--- DATA TO PROCESS Enclosed Below ---

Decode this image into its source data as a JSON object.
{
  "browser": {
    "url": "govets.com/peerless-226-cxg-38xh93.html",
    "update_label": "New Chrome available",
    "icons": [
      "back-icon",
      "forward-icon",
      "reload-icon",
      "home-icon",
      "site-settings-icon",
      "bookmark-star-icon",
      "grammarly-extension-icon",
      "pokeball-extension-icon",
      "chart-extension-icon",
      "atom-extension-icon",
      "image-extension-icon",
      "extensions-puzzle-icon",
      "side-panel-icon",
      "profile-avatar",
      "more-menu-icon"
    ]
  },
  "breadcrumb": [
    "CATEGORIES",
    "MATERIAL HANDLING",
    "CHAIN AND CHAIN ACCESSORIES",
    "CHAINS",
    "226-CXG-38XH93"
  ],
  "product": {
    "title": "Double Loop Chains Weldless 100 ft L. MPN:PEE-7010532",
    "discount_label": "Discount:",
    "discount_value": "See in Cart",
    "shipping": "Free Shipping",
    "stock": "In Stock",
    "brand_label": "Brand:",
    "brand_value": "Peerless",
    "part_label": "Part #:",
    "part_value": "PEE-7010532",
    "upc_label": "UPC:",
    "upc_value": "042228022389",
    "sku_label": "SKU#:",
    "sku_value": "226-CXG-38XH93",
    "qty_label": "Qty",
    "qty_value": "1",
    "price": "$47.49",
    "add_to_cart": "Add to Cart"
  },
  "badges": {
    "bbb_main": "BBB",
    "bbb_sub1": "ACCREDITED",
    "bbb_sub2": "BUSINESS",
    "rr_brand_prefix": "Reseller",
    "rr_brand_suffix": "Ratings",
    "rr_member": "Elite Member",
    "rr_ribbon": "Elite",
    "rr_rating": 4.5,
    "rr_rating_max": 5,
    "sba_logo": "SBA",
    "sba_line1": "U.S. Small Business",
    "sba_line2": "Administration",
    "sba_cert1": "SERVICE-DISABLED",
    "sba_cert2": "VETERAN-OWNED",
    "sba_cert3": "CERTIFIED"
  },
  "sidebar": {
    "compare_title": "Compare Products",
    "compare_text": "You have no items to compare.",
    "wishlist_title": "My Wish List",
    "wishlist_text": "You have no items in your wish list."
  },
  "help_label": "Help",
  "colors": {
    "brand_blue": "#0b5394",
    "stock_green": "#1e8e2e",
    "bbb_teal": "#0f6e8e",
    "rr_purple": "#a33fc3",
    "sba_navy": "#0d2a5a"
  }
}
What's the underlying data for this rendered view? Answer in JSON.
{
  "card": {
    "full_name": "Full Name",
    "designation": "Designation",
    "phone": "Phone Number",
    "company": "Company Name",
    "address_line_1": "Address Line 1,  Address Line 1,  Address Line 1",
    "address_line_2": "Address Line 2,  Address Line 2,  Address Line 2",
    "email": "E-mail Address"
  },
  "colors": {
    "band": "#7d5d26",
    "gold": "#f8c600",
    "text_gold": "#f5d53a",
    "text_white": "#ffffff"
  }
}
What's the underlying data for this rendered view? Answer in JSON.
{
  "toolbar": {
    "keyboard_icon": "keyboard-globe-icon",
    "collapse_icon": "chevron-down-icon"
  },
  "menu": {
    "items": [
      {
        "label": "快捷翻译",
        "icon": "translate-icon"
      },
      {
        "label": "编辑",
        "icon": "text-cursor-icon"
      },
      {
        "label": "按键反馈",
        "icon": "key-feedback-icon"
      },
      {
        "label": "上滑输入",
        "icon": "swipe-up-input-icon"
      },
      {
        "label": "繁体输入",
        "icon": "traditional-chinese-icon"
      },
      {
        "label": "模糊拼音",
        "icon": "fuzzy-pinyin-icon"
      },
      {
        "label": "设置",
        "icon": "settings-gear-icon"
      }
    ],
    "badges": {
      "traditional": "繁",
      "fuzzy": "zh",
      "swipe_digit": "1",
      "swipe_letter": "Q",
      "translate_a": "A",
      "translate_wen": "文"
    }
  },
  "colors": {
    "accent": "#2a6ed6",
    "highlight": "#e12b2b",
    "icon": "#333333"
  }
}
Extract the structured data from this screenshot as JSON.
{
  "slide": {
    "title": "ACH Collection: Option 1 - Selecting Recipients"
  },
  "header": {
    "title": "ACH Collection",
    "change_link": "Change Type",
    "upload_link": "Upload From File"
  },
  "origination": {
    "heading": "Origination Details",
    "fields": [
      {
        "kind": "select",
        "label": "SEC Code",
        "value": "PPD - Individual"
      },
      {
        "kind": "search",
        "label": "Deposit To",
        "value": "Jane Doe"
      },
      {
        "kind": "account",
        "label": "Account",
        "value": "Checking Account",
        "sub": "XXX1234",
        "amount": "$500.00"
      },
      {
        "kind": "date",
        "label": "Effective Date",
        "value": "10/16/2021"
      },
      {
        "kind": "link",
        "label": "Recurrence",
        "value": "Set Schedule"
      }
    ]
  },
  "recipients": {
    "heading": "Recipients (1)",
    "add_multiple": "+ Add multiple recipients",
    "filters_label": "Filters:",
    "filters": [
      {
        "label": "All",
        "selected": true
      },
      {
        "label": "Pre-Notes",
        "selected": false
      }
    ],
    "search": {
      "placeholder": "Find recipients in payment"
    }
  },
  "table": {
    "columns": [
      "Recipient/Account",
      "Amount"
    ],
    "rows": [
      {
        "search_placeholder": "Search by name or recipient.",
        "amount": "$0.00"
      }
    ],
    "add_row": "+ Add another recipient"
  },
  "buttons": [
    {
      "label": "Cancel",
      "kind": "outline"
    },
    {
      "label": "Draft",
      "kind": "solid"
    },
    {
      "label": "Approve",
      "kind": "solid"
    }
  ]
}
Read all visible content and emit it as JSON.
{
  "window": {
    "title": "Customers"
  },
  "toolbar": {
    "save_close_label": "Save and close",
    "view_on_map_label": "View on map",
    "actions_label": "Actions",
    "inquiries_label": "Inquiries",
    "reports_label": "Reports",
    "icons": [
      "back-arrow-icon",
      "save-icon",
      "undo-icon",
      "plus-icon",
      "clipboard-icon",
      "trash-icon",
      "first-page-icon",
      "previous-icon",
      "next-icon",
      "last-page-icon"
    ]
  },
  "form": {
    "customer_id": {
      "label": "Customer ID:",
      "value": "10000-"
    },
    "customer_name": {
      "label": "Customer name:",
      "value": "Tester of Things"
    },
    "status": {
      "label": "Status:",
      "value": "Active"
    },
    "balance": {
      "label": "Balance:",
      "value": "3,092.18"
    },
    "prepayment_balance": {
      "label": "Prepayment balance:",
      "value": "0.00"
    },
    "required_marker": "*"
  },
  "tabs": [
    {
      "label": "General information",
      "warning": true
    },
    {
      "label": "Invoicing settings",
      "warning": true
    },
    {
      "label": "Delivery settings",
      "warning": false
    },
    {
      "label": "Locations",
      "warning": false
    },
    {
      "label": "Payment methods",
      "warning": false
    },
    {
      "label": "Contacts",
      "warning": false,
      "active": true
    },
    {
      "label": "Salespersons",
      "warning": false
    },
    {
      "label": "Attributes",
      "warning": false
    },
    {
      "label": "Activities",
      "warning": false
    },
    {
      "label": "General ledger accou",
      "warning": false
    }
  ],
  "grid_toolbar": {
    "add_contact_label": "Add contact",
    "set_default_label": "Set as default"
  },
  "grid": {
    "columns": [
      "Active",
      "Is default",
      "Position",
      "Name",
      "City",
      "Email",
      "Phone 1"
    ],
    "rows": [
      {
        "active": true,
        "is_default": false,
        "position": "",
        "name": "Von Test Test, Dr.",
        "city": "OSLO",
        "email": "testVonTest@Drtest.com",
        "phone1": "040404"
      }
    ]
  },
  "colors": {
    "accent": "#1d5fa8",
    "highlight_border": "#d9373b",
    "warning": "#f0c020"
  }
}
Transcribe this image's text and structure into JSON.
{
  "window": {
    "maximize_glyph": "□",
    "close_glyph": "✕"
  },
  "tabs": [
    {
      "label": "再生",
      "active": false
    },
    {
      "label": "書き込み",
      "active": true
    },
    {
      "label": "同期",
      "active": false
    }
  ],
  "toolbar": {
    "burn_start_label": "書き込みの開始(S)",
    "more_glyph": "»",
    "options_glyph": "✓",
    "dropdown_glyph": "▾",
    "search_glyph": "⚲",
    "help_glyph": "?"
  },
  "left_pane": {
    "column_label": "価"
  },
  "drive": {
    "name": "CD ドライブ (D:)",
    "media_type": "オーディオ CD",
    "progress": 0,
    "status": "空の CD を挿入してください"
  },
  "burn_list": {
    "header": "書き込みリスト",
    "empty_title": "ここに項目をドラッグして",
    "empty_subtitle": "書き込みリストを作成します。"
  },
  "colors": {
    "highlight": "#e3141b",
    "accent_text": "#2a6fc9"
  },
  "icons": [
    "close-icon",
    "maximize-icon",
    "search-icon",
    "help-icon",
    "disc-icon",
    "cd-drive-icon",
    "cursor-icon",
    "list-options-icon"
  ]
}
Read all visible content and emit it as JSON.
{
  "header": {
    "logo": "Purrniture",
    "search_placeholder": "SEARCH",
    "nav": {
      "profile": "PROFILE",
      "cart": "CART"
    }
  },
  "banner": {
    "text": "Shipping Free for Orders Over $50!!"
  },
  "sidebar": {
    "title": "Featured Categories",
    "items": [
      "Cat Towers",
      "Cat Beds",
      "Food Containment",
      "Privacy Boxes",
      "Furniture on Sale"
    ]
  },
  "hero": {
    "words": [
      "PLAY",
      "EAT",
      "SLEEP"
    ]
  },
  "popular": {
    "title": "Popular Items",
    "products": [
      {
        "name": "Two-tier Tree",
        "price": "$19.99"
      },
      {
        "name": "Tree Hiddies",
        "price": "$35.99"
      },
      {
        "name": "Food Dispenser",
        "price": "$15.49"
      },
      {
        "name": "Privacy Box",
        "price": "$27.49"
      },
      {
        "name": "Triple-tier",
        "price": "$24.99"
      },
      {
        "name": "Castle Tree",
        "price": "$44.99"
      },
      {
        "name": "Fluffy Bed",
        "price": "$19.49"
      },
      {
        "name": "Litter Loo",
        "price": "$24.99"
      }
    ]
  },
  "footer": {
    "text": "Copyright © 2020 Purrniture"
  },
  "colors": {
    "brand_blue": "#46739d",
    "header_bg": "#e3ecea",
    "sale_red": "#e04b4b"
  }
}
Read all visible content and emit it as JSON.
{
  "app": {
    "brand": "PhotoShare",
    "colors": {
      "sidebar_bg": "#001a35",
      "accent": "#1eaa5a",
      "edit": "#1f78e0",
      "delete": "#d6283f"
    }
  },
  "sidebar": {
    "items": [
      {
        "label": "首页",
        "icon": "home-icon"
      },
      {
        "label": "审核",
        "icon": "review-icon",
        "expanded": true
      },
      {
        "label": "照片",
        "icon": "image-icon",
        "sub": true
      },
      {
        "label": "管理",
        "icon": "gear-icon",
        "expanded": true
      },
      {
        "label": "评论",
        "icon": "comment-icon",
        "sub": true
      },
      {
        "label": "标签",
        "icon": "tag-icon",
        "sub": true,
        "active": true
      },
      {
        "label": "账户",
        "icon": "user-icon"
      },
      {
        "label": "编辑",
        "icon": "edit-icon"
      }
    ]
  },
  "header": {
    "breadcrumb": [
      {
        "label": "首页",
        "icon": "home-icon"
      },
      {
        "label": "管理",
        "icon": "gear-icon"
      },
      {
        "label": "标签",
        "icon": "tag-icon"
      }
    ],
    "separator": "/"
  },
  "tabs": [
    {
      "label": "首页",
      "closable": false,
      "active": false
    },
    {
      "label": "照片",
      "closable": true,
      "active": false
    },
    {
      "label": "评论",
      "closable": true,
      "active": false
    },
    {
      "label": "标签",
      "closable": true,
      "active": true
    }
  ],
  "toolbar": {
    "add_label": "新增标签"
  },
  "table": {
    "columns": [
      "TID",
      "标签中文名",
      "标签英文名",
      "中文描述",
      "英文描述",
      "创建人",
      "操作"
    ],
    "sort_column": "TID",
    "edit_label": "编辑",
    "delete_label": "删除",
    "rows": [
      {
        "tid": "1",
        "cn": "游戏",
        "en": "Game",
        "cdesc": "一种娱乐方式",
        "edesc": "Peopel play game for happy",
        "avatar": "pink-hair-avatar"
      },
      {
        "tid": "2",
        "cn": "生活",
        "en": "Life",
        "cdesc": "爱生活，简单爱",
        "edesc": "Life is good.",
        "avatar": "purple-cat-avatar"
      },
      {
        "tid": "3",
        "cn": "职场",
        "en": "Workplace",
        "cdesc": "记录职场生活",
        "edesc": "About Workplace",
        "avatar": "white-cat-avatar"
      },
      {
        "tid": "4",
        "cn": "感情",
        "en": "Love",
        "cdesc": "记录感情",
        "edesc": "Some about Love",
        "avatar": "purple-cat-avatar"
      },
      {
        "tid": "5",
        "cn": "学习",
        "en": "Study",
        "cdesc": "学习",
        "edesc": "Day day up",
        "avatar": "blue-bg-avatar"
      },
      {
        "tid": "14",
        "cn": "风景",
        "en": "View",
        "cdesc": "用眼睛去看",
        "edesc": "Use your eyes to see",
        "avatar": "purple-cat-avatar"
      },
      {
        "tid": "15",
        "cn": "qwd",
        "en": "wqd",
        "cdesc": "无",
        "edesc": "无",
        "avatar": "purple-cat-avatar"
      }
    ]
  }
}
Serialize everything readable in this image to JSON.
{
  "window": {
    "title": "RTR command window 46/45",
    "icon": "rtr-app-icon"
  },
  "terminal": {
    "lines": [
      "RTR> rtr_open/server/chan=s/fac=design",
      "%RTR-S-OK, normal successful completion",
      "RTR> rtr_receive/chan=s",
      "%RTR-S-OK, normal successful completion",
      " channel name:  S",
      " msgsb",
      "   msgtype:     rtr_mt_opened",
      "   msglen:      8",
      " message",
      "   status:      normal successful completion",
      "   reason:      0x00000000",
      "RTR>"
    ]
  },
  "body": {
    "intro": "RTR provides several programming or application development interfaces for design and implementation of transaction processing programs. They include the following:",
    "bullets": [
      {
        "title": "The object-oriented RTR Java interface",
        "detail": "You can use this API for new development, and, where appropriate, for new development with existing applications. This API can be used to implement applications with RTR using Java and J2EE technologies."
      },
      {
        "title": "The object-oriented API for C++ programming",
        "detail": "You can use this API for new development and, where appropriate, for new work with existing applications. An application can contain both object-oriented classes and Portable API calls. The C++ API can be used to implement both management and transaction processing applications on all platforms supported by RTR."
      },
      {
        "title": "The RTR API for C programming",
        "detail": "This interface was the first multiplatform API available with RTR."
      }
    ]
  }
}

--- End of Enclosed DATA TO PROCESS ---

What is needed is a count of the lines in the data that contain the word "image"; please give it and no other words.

5